“The only ‘no’ in my vocabulary begins with k.” My friend, Joann, got this response when she asked for help. I loved it! The person she asked for help, went on to say, “Just let me know what you need.”
Okay, well, I admit it is not a good philosophy for those of us who have a problem setting boundaries, or for those of us who hang out with sociopaths, or, for those of us who are already in trouble with authorities for saying yes too much, but for those of us who tend to say “no” too quickly, or need to learn generosity, what a concept!
I am just now beginning to see myself through the eyes of those close to me; just now beginning to see how I…
- overreact to certain circumstances
- bristle up unnecessarily with anger
- get my feelings hurt by taking comments too personally
I didn’t know I was overreacting or being too sensitive and argued with anyone who attempted to convince me. But, by recently becoming more aware of, and more healthily detached from, my (mostly useless) self-preservation tactics, my assessment has changed.
I sure could have saved myself a lot of trouble.
My favorite over-reaction video of all time is a mom getting ready for company.
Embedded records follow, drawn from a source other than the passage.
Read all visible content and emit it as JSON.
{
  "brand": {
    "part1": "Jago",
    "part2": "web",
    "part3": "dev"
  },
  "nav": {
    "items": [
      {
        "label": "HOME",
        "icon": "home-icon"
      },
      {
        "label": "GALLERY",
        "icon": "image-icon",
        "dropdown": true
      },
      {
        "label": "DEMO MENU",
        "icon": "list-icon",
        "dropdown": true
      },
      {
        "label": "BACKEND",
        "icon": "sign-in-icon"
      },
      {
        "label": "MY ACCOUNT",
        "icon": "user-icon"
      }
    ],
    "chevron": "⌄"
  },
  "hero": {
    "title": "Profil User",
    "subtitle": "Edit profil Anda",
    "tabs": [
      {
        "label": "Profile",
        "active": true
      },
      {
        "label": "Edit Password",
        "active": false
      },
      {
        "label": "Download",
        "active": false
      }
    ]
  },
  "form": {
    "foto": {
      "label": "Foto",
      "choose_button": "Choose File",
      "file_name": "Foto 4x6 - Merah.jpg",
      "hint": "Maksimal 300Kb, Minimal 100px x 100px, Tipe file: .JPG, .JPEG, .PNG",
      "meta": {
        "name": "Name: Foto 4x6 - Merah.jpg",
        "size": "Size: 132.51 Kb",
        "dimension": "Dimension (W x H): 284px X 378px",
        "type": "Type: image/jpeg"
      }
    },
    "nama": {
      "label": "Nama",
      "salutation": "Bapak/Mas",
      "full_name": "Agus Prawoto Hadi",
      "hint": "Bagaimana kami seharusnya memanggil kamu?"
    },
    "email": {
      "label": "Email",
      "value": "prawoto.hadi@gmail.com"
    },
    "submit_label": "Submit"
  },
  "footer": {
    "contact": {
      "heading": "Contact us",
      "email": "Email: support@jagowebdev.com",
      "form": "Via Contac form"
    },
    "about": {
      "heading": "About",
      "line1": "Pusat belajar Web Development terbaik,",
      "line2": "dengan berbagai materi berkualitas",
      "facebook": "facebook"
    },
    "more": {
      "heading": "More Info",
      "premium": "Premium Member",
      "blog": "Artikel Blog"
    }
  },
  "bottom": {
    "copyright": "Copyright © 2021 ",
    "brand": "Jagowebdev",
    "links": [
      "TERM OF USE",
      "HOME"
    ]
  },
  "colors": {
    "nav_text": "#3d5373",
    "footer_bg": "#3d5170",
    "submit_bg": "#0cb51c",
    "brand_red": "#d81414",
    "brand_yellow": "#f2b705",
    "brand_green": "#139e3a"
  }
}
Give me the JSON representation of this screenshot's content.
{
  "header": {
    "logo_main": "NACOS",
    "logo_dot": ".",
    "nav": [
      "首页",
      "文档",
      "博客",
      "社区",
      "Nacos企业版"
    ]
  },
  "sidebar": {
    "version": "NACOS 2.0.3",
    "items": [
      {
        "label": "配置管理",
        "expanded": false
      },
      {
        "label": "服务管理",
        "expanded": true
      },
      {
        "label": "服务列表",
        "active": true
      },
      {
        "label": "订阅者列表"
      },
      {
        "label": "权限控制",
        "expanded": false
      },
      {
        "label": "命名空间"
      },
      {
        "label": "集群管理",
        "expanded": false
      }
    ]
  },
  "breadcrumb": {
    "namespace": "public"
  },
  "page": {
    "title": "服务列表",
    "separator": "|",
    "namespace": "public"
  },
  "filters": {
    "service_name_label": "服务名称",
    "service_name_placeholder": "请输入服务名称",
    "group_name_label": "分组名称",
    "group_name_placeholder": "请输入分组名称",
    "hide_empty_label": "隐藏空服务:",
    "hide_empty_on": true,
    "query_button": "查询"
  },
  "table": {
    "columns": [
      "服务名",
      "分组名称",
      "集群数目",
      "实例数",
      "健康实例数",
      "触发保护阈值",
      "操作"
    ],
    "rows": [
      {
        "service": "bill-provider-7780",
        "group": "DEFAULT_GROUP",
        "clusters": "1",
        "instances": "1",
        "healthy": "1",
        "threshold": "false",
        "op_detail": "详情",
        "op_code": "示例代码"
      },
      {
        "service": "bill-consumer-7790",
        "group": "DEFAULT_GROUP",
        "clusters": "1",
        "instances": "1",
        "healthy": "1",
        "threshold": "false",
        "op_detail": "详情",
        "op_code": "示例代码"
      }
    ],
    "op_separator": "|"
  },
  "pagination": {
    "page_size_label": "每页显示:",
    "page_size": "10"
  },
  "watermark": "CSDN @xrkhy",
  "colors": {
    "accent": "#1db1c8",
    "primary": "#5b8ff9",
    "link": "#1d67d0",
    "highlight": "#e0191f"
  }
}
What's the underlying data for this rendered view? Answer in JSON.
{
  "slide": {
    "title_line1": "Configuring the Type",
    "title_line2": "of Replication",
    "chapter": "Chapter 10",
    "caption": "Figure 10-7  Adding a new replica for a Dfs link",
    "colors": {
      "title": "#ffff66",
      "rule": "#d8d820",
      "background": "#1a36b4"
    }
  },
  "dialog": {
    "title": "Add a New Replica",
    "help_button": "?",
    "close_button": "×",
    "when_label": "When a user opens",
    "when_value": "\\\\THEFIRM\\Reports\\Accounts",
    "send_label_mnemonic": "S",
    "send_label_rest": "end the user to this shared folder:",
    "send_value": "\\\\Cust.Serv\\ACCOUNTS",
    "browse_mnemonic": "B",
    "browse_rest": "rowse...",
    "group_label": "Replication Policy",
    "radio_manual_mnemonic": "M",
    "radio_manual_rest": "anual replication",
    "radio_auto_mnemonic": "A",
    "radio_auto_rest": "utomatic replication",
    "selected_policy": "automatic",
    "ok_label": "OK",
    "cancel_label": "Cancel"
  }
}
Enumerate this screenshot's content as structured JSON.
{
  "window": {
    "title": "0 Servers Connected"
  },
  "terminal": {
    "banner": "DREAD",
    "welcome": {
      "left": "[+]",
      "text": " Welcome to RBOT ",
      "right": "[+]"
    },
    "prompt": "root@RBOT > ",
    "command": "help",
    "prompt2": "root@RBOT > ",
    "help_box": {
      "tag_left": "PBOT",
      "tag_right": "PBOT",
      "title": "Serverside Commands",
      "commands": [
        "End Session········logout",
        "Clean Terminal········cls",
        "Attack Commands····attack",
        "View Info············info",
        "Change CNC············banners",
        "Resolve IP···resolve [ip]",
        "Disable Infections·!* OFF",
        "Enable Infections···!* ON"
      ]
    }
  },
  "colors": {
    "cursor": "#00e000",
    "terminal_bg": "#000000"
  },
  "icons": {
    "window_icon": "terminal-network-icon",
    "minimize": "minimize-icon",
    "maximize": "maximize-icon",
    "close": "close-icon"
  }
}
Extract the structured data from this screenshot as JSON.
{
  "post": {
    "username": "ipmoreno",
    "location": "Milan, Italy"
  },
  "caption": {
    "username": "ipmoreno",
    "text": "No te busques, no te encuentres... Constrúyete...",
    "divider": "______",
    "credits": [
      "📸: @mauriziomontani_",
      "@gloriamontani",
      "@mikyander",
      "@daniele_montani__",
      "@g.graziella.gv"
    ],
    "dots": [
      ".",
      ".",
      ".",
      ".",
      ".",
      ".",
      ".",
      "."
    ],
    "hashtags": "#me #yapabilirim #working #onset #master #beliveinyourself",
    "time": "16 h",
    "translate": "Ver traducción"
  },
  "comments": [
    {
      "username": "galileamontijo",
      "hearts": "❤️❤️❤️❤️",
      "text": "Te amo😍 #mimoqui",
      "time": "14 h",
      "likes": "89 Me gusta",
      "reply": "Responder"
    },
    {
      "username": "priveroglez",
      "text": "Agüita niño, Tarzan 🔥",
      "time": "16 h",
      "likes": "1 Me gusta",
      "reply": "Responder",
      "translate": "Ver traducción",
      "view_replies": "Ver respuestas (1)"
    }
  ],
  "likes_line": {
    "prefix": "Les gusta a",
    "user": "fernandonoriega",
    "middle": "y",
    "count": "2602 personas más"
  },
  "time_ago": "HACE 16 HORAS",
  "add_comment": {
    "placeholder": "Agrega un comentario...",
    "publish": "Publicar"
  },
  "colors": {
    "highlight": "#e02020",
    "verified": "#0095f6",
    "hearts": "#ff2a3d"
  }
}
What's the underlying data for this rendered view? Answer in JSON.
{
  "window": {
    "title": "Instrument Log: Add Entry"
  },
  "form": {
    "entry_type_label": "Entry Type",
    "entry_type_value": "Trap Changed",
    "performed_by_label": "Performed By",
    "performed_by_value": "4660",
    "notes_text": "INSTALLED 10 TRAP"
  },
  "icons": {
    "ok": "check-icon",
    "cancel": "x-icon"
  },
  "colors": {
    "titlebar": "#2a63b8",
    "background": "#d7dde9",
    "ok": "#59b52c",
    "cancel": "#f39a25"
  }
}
For a good laugh…
This minion’s opinion of taking advice from people was mine for many years. I thought they were wrong, I was right, and I was frickin’ proud of my who-asked-you attitude.
Yet, stubbornness came with a price-tag. Not that I believe I should have listened to everyone. Some of the time I was darn right to be stubborn! (Let’s see, what is that percentage? If I take the number of times other people were right and divide it by the number of times I was right…well…okay…whatever…)
Anyway, for a sanity check, now I consider other stubborn people I know, and how much better their lives could be if they were only willing to see themselves from an outside perspective. That calculation gives me incentive to listen up.
Harsh but sometimes we ask for it. We screw up. We miss all the cues. We listen to the wrong people. We act selfishly. We throw caution and our future to the wind. We indulge. We go against reason.
On those occasions, we do ourselves a big favor by owning it sans excuses.
Some of the biggest falls I have taken in my life have been associated with ignoring the following important facts:
- What I think people think about me and what people actually think about me are generally two different things.
- What people say to me is not usually what people say about me (especially when I am their boss, family member, or competitor).
- Who I think really agrees with me and who really agrees with me are far from the same.
To avoid a rude slap in the face from reality, I must…
- find my security from within vs. from without
- remember that we humans, in order to avoid conflict, often say and do what is expedient vs. what is completely honest
- work daily on an inner life (based on awareness vs. illusion)
- solicit, accept, and reward honest feedback from peers, employees, and family
Tom Wolfe’s new book, The Kingdom of Speech, is so intriguing and entertaining that I missed a dozen turns while listening to the audio in my car. Never would I have imagined being so captivated by the history of scientific research on the subject of speech acquisition! Yet, wow, what a journey Wolfe took me on, dicing up historical legends and institutions, serving them up with scathing humor, and alerting me to the marvel of speech and mankind’s embarrassing inability to define it.
Again, I am moved by what I don’t know…and haven’t even thought about knowing. I hope it will remind me today to be more…
- humble when I am tempted to think I am hot stuff
- aggressive in using my free time to learn (instead of veg)
- respectful of all fields of knowledge and their impact upon us all
In the movie Blast from the Past, Brenden Frazer’s character comes out of the bunker he has lived in for thirty years and just stares with awe at the sky. Everyone around thinks he’s crazy…except a small child.
I included the link, just in case you need a laugh and want to feel marvelous.
In this blog, I try not to waste your time with platitudes about gratitude. But, I wouldn’t mind if you felt just a little guilt after reading the following quote by a blind/deaf/mute woman:
Do an inventory. Get real.
Make other people feel marvelous.
The Thanksgiving episode of This Is Us is a good example why the new US television series has been successful. This Is Us is us, down to the stinking sibling rivalry, parenting screw-ups, and the long-term effects of home-bred insecurities (unsavory stuff that most of us deny or cover up until home-for-the-holidays becomes a full-scale excavation site).
The episode reminded me of arriving at the in-laws one year and turning to ask the kids to be on their best behavior.
Hoping they would remember that their grandfather had been recently ill, I asked, “Why do you think being on your best behavior would be important?” My son responded quickly, “Because Mamma and Grandad won’t like us if they know who we really are.”
An honest response that revealed the deeper, and darker, state of things.
My friend was in a difficult position. She would have to bring up toilet-hygiene to her older brother who was a temporary houseguest. Day after day, she and her husband had been frustrated by the small puddles left in front of the toilet. It certainly wasn’t her, or her clean-freak husband. There was no other explanation.
Until, she caught the baby possums in the act.
Living behind the dryer in her laundry room, stowaway possums were apparently making trips to the bathroom and, inadvertently, framing her brother.
At times, even rationality must bow to absurdity!
Innocent until proven guilty, right?
Innocents and incidents (as these) remind us
Mystery and irony can still surprise us